Lori's wedding day surprised everyone, most of all Lori. No one could have foreseen, even 24 hours earlier, how events would unfold.
Plans for the wedding had begun a year before. The ceremony was scheduled at a local synagogue and the reception at a beautiful beachfront hotel, where out-of-town guests would stay. For months, Lori pored over floral arrangements for herself and her attendants, and chose white roses for the centerpieces.
"The hardest job was making seating charts," said Annette, the mother of the bride. "It took me months to work out the arrangements. I didn't want to end up seating a cousin with no other relatives, or putting all quiet people at one table!"
The weekend of the wedding arrived. Although the event was scheduled for Sunday afternoon, guests began arriving on Friday, hoping to enjoy a beautiful autumn weekend in Florida. That night, as many socialized in the hotel lobby, those hopes were dashed as the radio broadcast news of a tropical storm nearing hurricane strength, hovering some miles offshore.
"Don't worry," the bride's father said. "We'll get some rain and a little wind. We can handle that."
At 2 a.m. on Saturday, with the wind roaring and the rain pelting the house on all sides, The mother of the bride awoke in time to hear the phone ring. "We're being evacuated!" shouted a wedding guest. "Where should we go?"
"Evacuated?" Annette repeated. "Come to our place."
Within an hour, 25 people poured into the bride's home. Every couch, armchair, and patch of floor soon housed a sleepy guest. The rains continued to beat the walls of the house and the winds to whip through the trees, bending them to meet the roof.
"Annette!" came her husband's voice from the kitchen, "I called the hotel. They're under water and have lost half the kitchen. They said we're on our own."
Lori spent Saturday night sobbing. All that planning would be blown away in a tropical storm, and she'd have to cancel the wedding.
By Sunday morning, the winds and rain had subsided. The synagogue, being inland, had not been damaged, but finding a reception site for more than 100 people with only 24 hours' notice was a daunting task. Most of the beach places were flooded. The few still operating had rapidly filled up with displaced visitors from other hotels.
When the bride's parents at last secured a place, Lori burst into tears.
"Wong's Chinese Restaurant? For my wedding reception?"
"You love Chinese food," said Annette, trying to soothe her daughter's anxiety. "Let's talk to Mr. Wong."
Lori left the room, not quite consoled.
"Do you have room for the band?" Lori later asked Mr. Wong.
"We can make a place for at least some of them," he said.
The ceremony took place on time. The out-of-town guests, who had left their finery in the waterlogged hotel, showed up in whatever they'd been able to borrow: tennis shoes, raincoats, baggy pants, and loose skirts.
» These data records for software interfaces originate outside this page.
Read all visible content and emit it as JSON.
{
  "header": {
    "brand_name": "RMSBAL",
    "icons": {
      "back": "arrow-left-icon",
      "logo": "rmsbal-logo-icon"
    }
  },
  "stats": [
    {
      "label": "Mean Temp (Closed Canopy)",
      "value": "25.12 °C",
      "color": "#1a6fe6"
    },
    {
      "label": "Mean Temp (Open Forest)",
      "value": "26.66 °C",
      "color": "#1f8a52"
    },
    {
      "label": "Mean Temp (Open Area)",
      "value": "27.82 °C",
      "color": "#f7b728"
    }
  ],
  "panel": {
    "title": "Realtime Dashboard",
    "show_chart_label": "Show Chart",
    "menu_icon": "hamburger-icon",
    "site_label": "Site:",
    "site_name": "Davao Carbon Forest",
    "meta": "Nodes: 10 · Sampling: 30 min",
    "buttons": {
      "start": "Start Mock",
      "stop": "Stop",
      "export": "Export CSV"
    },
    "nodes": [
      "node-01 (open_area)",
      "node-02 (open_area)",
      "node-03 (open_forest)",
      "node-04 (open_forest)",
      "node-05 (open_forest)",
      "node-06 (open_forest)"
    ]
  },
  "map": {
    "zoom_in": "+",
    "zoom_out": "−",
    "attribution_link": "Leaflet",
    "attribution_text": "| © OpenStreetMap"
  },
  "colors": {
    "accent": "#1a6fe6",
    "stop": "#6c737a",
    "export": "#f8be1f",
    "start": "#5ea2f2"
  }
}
No one seemed to notice.
That night the ill-clad visitors joined the more appropriately bedecked locals, as all edged their way into the small restaurant. Inside, a buffet dinner had been hastily assembled. White paper place mats adorned glass covered tables; small silk flowers in plastic vases replaced the canceled arrangements of roses.
Guests landed randomly wherever chairs were available, rendering useless all of Annette's painstaking efforts at seating charts.
"Mom," called Lori. "where should Kevin and I sit?"
"Squeeze in wherever you find a seat," Annette answered.
The band, reduced to three musicians and crammed into the corner, played joyously. "Cel-e-brate good times, come on!"
"How about a hora?" a voice called.
"Where?" Annette asked, her eyes scanning the room, which lacked any usable area for a dance floor.
"Right here in the aisles!" said the bandleader. With the bemused waiters lined up against the wall looking on, the guests snaked their way between tables, using their hips for the movements their feet would have performed with more space. Mr. Wong, who had never seen people dance the hora, found himself laughing as he was pulled into the undulating line.
In the urgency of the moment, no one had time to bemoan the crowded conditions, lack of elegant wedding fare, or rain-soaked evening wear left behind. In 24 hours, a near disaster had been turned into a triumph, leading one to wonder about the importance of the many things that often drive us to tears or despair.
In the end, the joy of sharing life's great moments with friends and loved ones is all that seems to matter.